ImportantCool is a worker-owned journalism collective which will radically change the way the news is gathered, presented, and consumed.
We will give readers, not editors, control over stories. Patrons will vote on which projects get funded and which get dropped. We are even giving readers the chance to vote on which stories and pictures are included in our dead tree digest, Paper Fetish, and it’s bi-annual photo-special insert, Radical Transparencies. At ImportantCool, you will control the news.
In line with our core philosophy of radical transparency, ImportantCool will feature the Artefacts Cave, containing transcripts of interviews, documents, audio recordings, and any additional original source material behind our journalism.
Finally, we do not believe that paywalls or other subscription-for-access news sites really do justice to the democratizing power of the internet. Because we believe in your right to know, at ImportantCool our articles, films, cartoons, podcasts, and photo-essays will always be free to access for everyone. Those who go the extra mile and support us will enjoy access and influence even beyond this unprecedented level.
At ImportantCool we believe in radical transparency: that we have to open up the news-production process to the end consumer, be they paying patrons or the casual reader. Our Artefacts Cave will provide all original source material to every story featured on the site.
The general public will be able to access, from any finished story or blog on the front page, the artefacts relevant to the work in question. For instance, for each quote in an article, contributors will include a link to the transcript and recording of the entire conversation so you can check and ensure that we are not taking them out of context or twisting their meaning.
Patrons of the site will have even greater access to our working materials than this, being able to search, tag, and download the artefacts as they are uploaded, including source materials being compiled for articles not yet published.
We will also be including “Writelines”: maps of the work a reporter does on each story, tracking their progress from the pitch through to the finished article; as well as any surrounding artefacts, blog posts, or editorial votes. That way you can see what research and evidence went into the story and decide yourself how seriously to take it.
We will not cloak ourselves in the same secrecy we seek to strip from governments and concentrations of private power. At ImportantCool, you will know the providence of everything we do.
The Funding of Stories
When you become a patron of ImportantCool, in addition to gaining unfettered access to our Artefacts Cave you’ll also be handed the key to our Engine Room, where you get to decide which story makes the cut and which one does not.
We figured that since our journalism is for you – and not for the men in suits of the mainstream media – we are going to have our journalists pitch directly to our patrons. They then get to decide which story is produced by voting and/or allocating funding to individual pitches.
The final products – including video pieces, stories, podcasts, etc. – will always be free for anyone to access. We believe putting concise, informative, and professionally finished content behind a paywall, thereby destroying its shareability, lessens its value to the conscientious news junkie. Media giants believe the news business is only viable by using paywalls and creating a false scarcity effect.
The Role of the Editor

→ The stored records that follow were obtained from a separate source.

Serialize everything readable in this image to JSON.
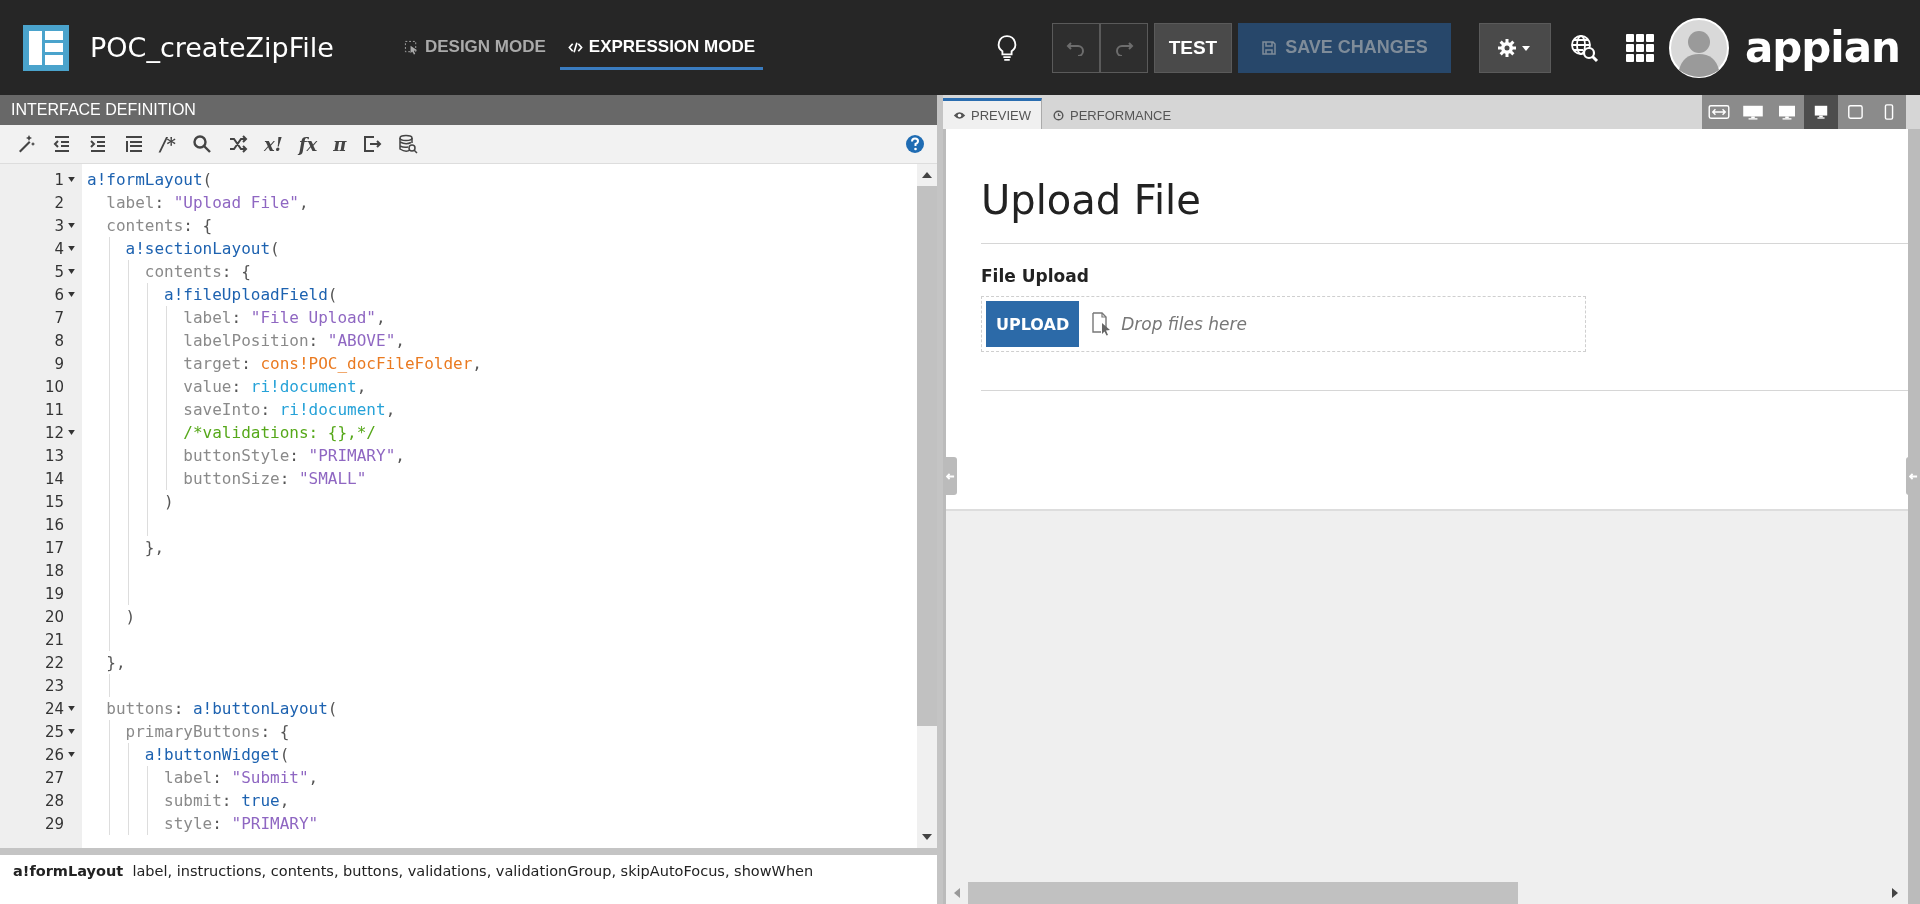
{
  "header": {
    "title": "POC_createZipFile",
    "modes": [
      {
        "label": "DESIGN MODE",
        "kind": "design",
        "selected": false
      },
      {
        "label": "EXPRESSION MODE",
        "kind": "expression",
        "selected": true
      }
    ],
    "undo": {
      "disabled": true
    },
    "redo": {
      "disabled": true
    },
    "test_button": "TEST",
    "save_button": {
      "label": "SAVE CHANGES",
      "disabled": true
    },
    "brand": "appian"
  },
  "editor": {
    "title": "INTERFACE DEFINITION",
    "toolbar": [
      {
        "kind": "wand"
      },
      {
        "kind": "outdent"
      },
      {
        "kind": "indent"
      },
      {
        "kind": "list"
      },
      {
        "kind": "text",
        "label": "/*"
      },
      {
        "kind": "search"
      },
      {
        "kind": "shuffle"
      },
      {
        "kind": "text",
        "label": "x!"
      },
      {
        "kind": "text",
        "label": "fx"
      },
      {
        "kind": "text",
        "label": "π"
      },
      {
        "kind": "export"
      },
      {
        "kind": "database"
      }
    ],
    "lines": [
      {
        "number": "1",
        "fold": true,
        "tokens": [
          {
            "kind": "fn",
            "text": "a!formLayout"
          },
          {
            "kind": "punct",
            "text": "("
          }
        ]
      },
      {
        "number": "2",
        "fold": false,
        "tokens": [
          {
            "kind": "key",
            "text": "  label"
          },
          {
            "kind": "punct",
            "text": ": "
          },
          {
            "kind": "str",
            "text": "\"Upload File\""
          },
          {
            "kind": "punct",
            "text": ","
          }
        ]
      },
      {
        "number": "3",
        "fold": true,
        "tokens": [
          {
            "kind": "key",
            "text": "  contents"
          },
          {
            "kind": "punct",
            "text": ": {"
          }
        ]
      },
      {
        "number": "4",
        "fold": true,
        "tokens": [
          {
            "kind": "fn",
            "text": "    a!sectionLayout"
          },
          {
            "kind": "punct",
            "text": "("
          }
        ]
      },
      {
        "number": "5",
        "fold": true,
        "tokens": [
          {
            "kind": "key",
            "text": "      contents"
          },
          {
            "kind": "punct",
            "text": ": {"
          }
        ]
      },
      {
        "number": "6",
        "fold": true,
        "tokens": [
          {
            "kind": "fn",
            "text": "        a!fileUploadField"
          },
          {
            "kind": "punct",
            "text": "("
          }
        ]
      },
      {
        "number": "7",
        "fold": false,
        "tokens": [
          {
            "kind": "key",
            "text": "          label"
          },
          {
            "kind": "punct",
            "text": ": "
          },
          {
            "kind": "str",
            "text": "\"File Upload\""
          },
          {
            "kind": "punct",
            "text": ","
          }
        ]
      },
      {
        "number": "8",
        "fold": false,
        "tokens": [
          {
            "kind": "key",
            "text": "          labelPosition"
          },
          {
            "kind": "punct",
            "text": ": "
          },
          {
            "kind": "str",
            "text": "\"ABOVE\""
          },
          {
            "kind": "punct",
            "text": ","
          }
        ]
      },
      {
        "number": "9",
        "fold": false,
        "tokens": [
          {
            "kind": "key",
            "text": "          target"
          },
          {
            "kind": "punct",
            "text": ": "
          },
          {
            "kind": "const",
            "text": "cons!POC_docFileFolder"
          },
          {
            "kind": "punct",
            "text": ","
          }
        ]
      },
      {
        "number": "10",
        "fold": false,
        "tokens": [
          {
            "kind": "key",
            "text": "          value"
          },
          {
            "kind": "punct",
            "text": ": "
          },
          {
            "kind": "var",
            "text": "ri!document"
          },
          {
            "kind": "punct",
            "text": ","
          }
        ]
      },
      {
        "number": "11",
        "fold": false,
        "tokens": [
          {
            "kind": "key",
            "text": "          saveInto"
          },
          {
            "kind": "punct",
            "text": ": "
          },
          {
            "kind": "var",
            "text": "ri!document"
          },
          {
            "kind": "punct",
            "text": ","
          }
        ]
      },
      {
        "number": "12",
        "fold": true,
        "tokens": [
          {
            "kind": "comment",
            "text": "          /*validations: {},*/"
          }
        ]
      },
      {
        "number": "13",
        "fold": false,
        "tokens": [
          {
            "kind": "key",
            "text": "          buttonStyle"
          },
          {
            "kind": "punct",
            "text": ": "
          },
          {
            "kind": "str",
            "text": "\"PRIMARY\""
          },
          {
            "kind": "punct",
            "text": ","
          }
        ]
      },
      {
        "number": "14",
        "fold": false,
        "tokens": [
          {
            "kind": "key",
            "text": "          buttonSize"
          },
          {
            "kind": "punct",
            "text": ": "
          },
          {
            "kind": "str",
            "text": "\"SMALL\""
          }
        ]
      },
      {
        "number": "15",
        "fold": false,
        "tokens": [
          {
            "kind": "punct",
            "text": "        )"
          }
        ]
      },
      {
        "number": "16",
        "fold": false
      },
      {
        "number": "17",
        "fold": false,
        "tokens": [
          {
            "kind": "punct",
            "text": "      },"
          }
        ]
      },
      {
        "number": "18",
        "fold": false
      },
      {
        "number": "19",
        "fold": false
      },
      {
        "number": "20",
        "fold": false,
        "tokens": [
          {
            "kind": "punct",
            "text": "    )"
          }
        ]
      },
      {
        "number": "21",
        "fold": false
      },
      {
        "number": "22",
        "fold": false,
        "tokens": [
          {
            "kind": "punct",
            "text": "  },"
          }
        ]
      },
      {
        "number": "23",
        "fold": false
      },
      {
        "number": "24",
        "fold": true,
        "tokens": [
          {
            "kind": "key",
            "text": "  buttons"
          },
          {
            "kind": "punct",
            "text": ": "
          },
          {
            "kind": "fn",
            "text": "a!buttonLayout"
          },
          {
            "kind": "punct",
            "text": "("
          }
        ]
      },
      {
        "number": "25",
        "fold": true,
        "tokens": [
          {
            "kind": "key",
            "text": "    primaryButtons"
          },
          {
            "kind": "punct",
            "text": ": {"
          }
        ]
      },
      {
        "number": "26",
        "fold": true,
        "tokens": [
          {
            "kind": "fn",
            "text": "      a!buttonWidget"
          },
          {
            "kind": "punct",
            "text": "("
          }
        ]
      },
      {
        "number": "27",
        "fold": false,
        "tokens": [
          {
            "kind": "key",
            "text": "        label"
          },
          {
            "kind": "punct",
            "text": ": "
          },
          {
            "kind": "str",
            "text": "\"Submit\""
          },
          {
            "kind": "punct",
            "text": ","
          }
        ]
      },
      {
        "number": "28",
        "fold": false,
        "tokens": [
          {
            "kind": "key",
            "text": "        submit"
          },
          {
            "kind": "punct",
            "text": ": "
          },
          {
            "kind": "bool",
            "text": "true"
          },
          {
            "kind": "punct",
            "text": ","
          }
        ]
      },
      {
        "number": "29",
        "fold": false,
        "tokens": [
          {
            "kind": "key",
            "text": "        style"
          },
          {
            "kind": "punct",
            "text": ": "
          },
          {
            "kind": "str",
            "text": "\"PRIMARY\""
          }
        ]
      }
    ],
    "doc": {
      "name": "a!formLayout",
      "params": "label, instructions, contents, buttons, validations, validationGroup, skipAutoFocus, showWhen"
    }
  },
  "preview": {
    "tabs": [
      {
        "label": "PREVIEW",
        "kind": "eye",
        "selected": true
      },
      {
        "label": "PERFORMANCE",
        "kind": "clock",
        "selected": false
      }
    ],
    "devices": [
      {
        "kind": "fit",
        "selected": false
      },
      {
        "kind": "wide",
        "selected": false
      },
      {
        "kind": "desktop",
        "selected": false
      },
      {
        "kind": "laptop",
        "selected": true
      },
      {
        "kind": "tablet",
        "selected": false
      },
      {
        "kind": "phone",
        "selected": false
      }
    ],
    "form_title": "Upload File",
    "field_label": "File Upload",
    "upload_button": "UPLOAD",
    "drop_placeholder": "Drop files here"
  }
}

In ancient Rome, the “editor” was the person, often the emperor or another senior general or dignitary, whose thumbs up or down would decide the life or death of a defeated gladiator in the Coliseum. Like today’s newspaper moguls, the editors of Rome wielded immense power. Unlike the hacks in charge today (but like ImportantCool), Rome’s editors also took their lead from the people, roaring in the stands.
At ImportantCool we believe editors play a vital role in the smooth flow of stories and in ensuring all reporting is fair, accurate, and properly sourced. But, for us, they have no place in deciding which stories our journalists get funded to cover (at ImportantCool, that’s your job).
Apart from these commissioned articles, our journalists will also produce commentary and blogs (the kind of things you’d have to pay us not to write), more or less at will. These pieces, written without the prior endorsement of the patrons, will be compensated differently, on the basis of the traffic they drive.
For both spontaneous blog posts and serious commissioned articles, our editors will play a vital role in checking facts, grammar, and legal issues, but they won’t have the power to overrule what people want to read or watch, or what our journalists want to say.
Journalists and editors will seek to find consensus when there is a disagreement about what the final products should look like, and if that is impossible the discussion will be extended to the broader IC community, including our patrons.
Taking up the challenge of what WikiLeaks founder Julian Assange terms “scientific journalism” and in line with our core philosophy of media transparency, ImportantCool will feature an online database of interview transcripts, documents, audio recordings and other original source material that gets used in making the news.
We keep source materials created by our journalists for all our stories in the Artefacts Cave, allowing you see the first-hand evidence that goes on to make the news, free from spin or agenda. We also capture the web content that we link to in full and store it in our archive, knowing that links can be fragile and subject to censorship.
All documents and files featuring in our Artefacts Cave will be open source; you will be able to download and share, visualise or do what you will with the evidence provided. The news cycle has never been clearer.
For those who love the feel of pressed pulp, our dead tree digest will feature all of ImportantCool’s most engaging stories, stunning photo collections, original drawings and design work, supplementary material, selected from the website by our patrons. Printed in limited runs on recycled paper with non toxic inks, your edition of Paper Fetish will be an object of envy and desire.